**Task inputs**:
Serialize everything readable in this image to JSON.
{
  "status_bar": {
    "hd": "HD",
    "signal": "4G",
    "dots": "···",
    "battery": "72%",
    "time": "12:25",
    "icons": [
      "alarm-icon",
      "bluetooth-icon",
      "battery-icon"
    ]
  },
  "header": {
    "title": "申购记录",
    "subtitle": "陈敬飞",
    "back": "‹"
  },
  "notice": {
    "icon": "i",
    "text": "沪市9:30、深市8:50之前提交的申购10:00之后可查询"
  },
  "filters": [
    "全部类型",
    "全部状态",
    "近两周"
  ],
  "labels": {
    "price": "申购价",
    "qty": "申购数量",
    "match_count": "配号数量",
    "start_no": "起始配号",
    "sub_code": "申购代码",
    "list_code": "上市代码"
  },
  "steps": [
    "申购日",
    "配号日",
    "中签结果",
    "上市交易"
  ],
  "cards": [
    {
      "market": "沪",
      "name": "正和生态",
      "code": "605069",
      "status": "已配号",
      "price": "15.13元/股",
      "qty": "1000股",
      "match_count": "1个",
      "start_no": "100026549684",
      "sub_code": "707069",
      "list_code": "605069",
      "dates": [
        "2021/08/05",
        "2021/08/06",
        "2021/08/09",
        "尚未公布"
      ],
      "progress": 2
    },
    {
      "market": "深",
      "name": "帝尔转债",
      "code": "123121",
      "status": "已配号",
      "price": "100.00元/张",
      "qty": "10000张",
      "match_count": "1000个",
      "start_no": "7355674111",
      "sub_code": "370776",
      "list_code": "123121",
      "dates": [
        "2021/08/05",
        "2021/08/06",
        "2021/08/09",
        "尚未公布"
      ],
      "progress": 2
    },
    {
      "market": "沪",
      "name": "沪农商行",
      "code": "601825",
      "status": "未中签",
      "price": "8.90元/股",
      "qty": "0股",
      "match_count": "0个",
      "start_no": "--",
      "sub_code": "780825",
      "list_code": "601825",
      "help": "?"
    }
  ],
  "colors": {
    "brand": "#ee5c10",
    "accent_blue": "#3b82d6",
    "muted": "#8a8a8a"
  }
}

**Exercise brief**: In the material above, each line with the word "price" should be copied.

**Result**:
    "price": "申购价",
      "price": "15.13元/股",
      "price": "100.00元/张",
      "price": "8.90元/股",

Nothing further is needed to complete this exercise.